    • Average level of 50 ppb – mouth lesions have been reported in birds at 100 ppb.
    • The percentage of samples arriving with T-2 toxins is about the same as last year, but the level of T-2 toxin in the samples is higher than what was found in 2019 corn.
  • DON (Vomitoxin) - 42 with detectable levels (22%)
    • Average level of 1.10 ppm – feed consumption issues in swine possible.
    • Average level of DON is low when compared with the last two years.
  • Fumonisin – 71 with detectable levels (37%)
    • Average level of 1.83 ppm. We are seeing much less Fumonisin in corn samples this year compared with prior years.

 

31% of all samples had more than one toxin.

KEMIN RECOMMENDATIONS

First, contact your Kemin Animal Nutrition & Health – North America representative for more information on implementing a comprehensive mold and mycotoxin control program.

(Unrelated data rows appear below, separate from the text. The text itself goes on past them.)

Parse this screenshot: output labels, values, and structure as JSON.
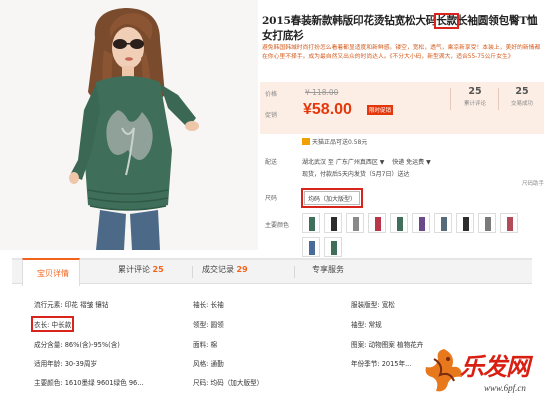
{
  "product": {
    "title_before": "2015春装新款韩版印花烫钻宽松大码",
    "title_highlight": "长款",
    "title_after": "长袖圆领包臀T恤女打底衫",
    "subtitle": "避免韩国韩城时尚打扮怎么看着都显适度和新鲜感。镂空，宽松，透气，乘凉新享受！本装上，美好的新情都在你心里不择手。成为最自然又出众的时尚达人。《不分大小码，新型满大，适合55-75公斤女生》"
  },
  "price": {
    "label": "价格",
    "original": "¥ 118.00",
    "promo_label": "促销",
    "current": "¥58.00",
    "promo_tag": "限时促销",
    "stats": [
      {
        "value": "25",
        "label": "累计评论"
      },
      {
        "value": "25",
        "label": "交易成功"
      }
    ]
  },
  "tmall": "天猫正品可送0.58元",
  "shipping": {
    "label": "配送",
    "origin": "湖北武汉 至 广东广州真西区 ▼",
    "method": "快递 免运费 ▼",
    "sub": "现货，付款后5天内发货（5月7日）送达"
  },
  "size": {
    "label": "尺码",
    "value": "均码（加大版型）",
    "chart_link": "尺码助手"
  },
  "color_label": "主要颜色",
  "tabs": [
    {
      "label": "宝贝详情",
      "count": ""
    },
    {
      "label": "累计评论",
      "count": "25"
    },
    {
      "label": "成交记录",
      "count": "29"
    },
    {
      "label": "专享服务",
      "count": ""
    }
  ],
  "attributes": {
    "col1": [
      "流行元素: 印花 褶皱 镶钻",
      "衣长: 中长款",
      "成分含量: 86%(含)-95%(含)",
      "适用年龄: 30-39周岁",
      "主要颜色: 1610墨绿 9601绿色 96..."
    ],
    "col2": [
      "袖长: 长袖",
      "领型: 圆领",
      "面料: 棉",
      "风格: 通勤",
      "尺码: 均码（加大版型）"
    ],
    "col3": [
      "服装版型: 宽松",
      "袖型: 常规",
      "图案: 动物图案 植物花卉",
      "年份季节: 2015年..."
    ]
  },
  "watermark": {
    "text": "乐发网",
    "url": "www.6pf.cn"
  },
  "colors": {
    "accent": "#e4380c",
    "highlight_box": "#d8241c",
    "tab_active": "#f2641e",
    "price_bg": "#fdeee5",
    "garment": "#3f6e5a"
  }
}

Your Kemin representative has information and expertise which will increase the effectiveness of your program. Or simply email KeminAg@kemin.com.

Second, complete the following:

  • Test all incoming grain. Samples submitted to Kemin CLS are showing high levels of fusarium mold - which is consistent with a wet growing season.
  • Check new corn silage for mold and mycotoxins. If these problems are found in the grain, we will see them in the corn silage, as well.
  • Treat grain with Myco CURB® Liquid or Myco CURB® Dry to prevent further mold growth.
  • Use Ultra CURB® Liquid or Ultra CURB® Dry in all dairy TMR's to control both mold and wild yeast.
  • Use products like KALLSIL and FloMatrix® in all rations. Mycotoxins impact animal performance – even at low levels.
  • This corn crop will not improve – continue to monitor the condition of grain during summary storage.

 

References

1World Agricultural Supply and Demand Estimates, United State Department of Agriculture, WASDE-602, Released by the Agricultural Marketing Service on July 10, 2020. https://www.usda.gov/oce/commodity/wasde/wasde0720.pdf. Accessed July 10, 2020.
2Data from Kemin CLS corn samples submitted as part of an annual monitoring program.
3Bartov, I., N. Paster, and N. Lisher. 1982. Poultry Science. 61:2247-2254.
4Kao, C., and R. J. Robinson. 1972. J. Food Sci. 37:261.
5www.extension.psu.edu. Accessed on Dec. 28, 2017.

FloMatrix® is a registered trademark of Purina Animal Nutrition, Arden Mills, MN.

Have a Question?

If you have a question about our products or services, or just want more information, fill out the form below and someone on our team will be in contact with you.